I am the great-nephew of John Dillinger. I was recently featured in P.J. Huffstutter's L.A. Times article "Safeguarding the legacy of a crook." I would like to clarify a few statements within the article.
My purpose in granting interviews is to bring attention to the fact that John Dillinger never killed anyone. Those individuals who take the position that he did, and who then try to prosper from it, are likely to find themselves facing litigation.
The article states, "Scalf does acknowledge that his hero had flaws," but I do not consider Dillinger a hero. I stated that there were some individuals of the time (the 1930s) who viewed him as such. My position is the same as my that of my grandmother, John's sister, Doris. She said, "Don't romanticize him and don't villainize him; what he did was wrong, but he was my brother and I loved him. He wasn't mean-spirited or vicious, and he never killed anyone."
The article may have left the impression that Dillinger book author Dary Matera and/or his publisher said I tried to block the publication of his book. I never "tangled with" either Matera or his publisher. Before this article was written, I had never spoken with Matera or his publisher, nor had anyone who represents me. We absolutely never tried to stop Matera's book.
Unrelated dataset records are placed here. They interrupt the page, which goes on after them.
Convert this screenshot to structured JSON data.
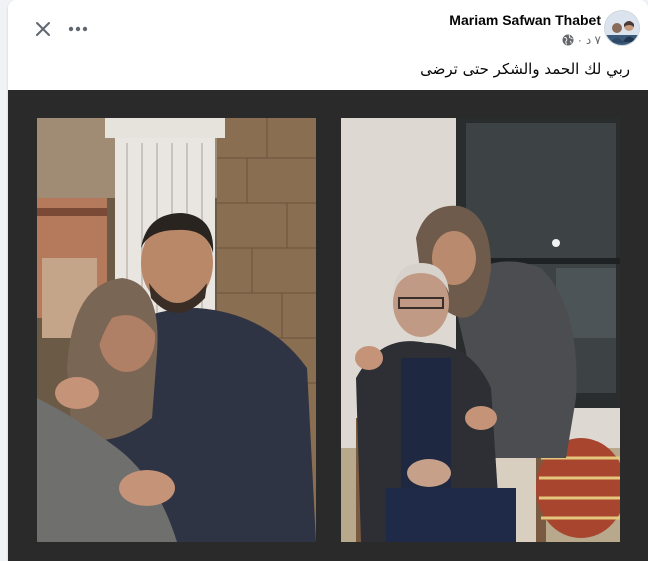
{
  "post": {
    "author": "Mariam Safwan Thabet",
    "time": "٧ د",
    "dot": "·",
    "text": "ربي لك الحمد والشكر حتى ترضى",
    "privacy_icon": "globe-icon"
  },
  "toolbar": {
    "close_icon": "close-icon",
    "more_icon": "more-horizontal-icon"
  },
  "photos": [
    {
      "name": "photo-1",
      "subject": "woman in hijab hugging man in navy sweater"
    },
    {
      "name": "photo-2",
      "subject": "woman in hijab hugging seated elderly man"
    }
  ],
  "colors": {
    "photo_background": "#2b2a2b",
    "text_primary": "#050505",
    "text_secondary": "#65676b"
  }
}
In a conversation with me this past weekend (after the publication of the article), Matera stated that someone had contacted his publisher about copyrights to photographs, and he had assumed this person was my representative. It was not me nor my attorneys, and if someone did contact his publisher about the copyright to photographs, that hardly constitutes an effort to stop the book. It means that they were trying to stop the use of certain photographs.
The article says I have "filed lawsuits or threatened legal action against those who blame [my] great-uncle for the police officer's killing, including cafe owners, museum organizers, historical societies and rural township officials." I have never sued historical organizations. (Lake County Convention and Visitors Bureau is a tourism entity.) I never said I had dreamed about the glamorous image of John when I was a child. I did say that when my brother and I were kids, we used to argue who got to be John when we played cops and robbers. As far as my saying I looked liked John, all I said when asked about it was that when I was younger and thinner, I was told by some relatives that I favored John. I posed for photograph(s) per the photographer's instructions and as directed to use the smirk. I was also asked if there is a market for this type of thing (referring to a museum in Mooresville) and I said, "Yes, I believe so, and hopefully it will do some good for the town of Mooresville and will help establish The John Dillinger Troubled Youth Fund."
Please don't interpret this to mean I am upset with the writer of the article. She is an accomplished professional and did what she felt was necessary to provide both sides of an issue. Unfortunately, I felt I was placed in an unflattering light and appeared to be someone who was unreasonable and quick to resort to litigation. I always try to reason with individuals and explain both my position and the law before resorting to legal action. Lastly, I only resort to litigation when individuals refuse to stop calling John a murderer and/or to take corrective measures to clear up the harm they have caused. Thank you for your time.
Jeff Scalf, whose great-uncle was John Dillinger, is trying to fulfill his grandmother's request that he make it known that Dillinger never killed anyone. He has a doctorate in jurisprudence as well as several degrees in history.Send us your thoughts at firstname.lastname@example.org.Copyright © 2015, Los Angeles Times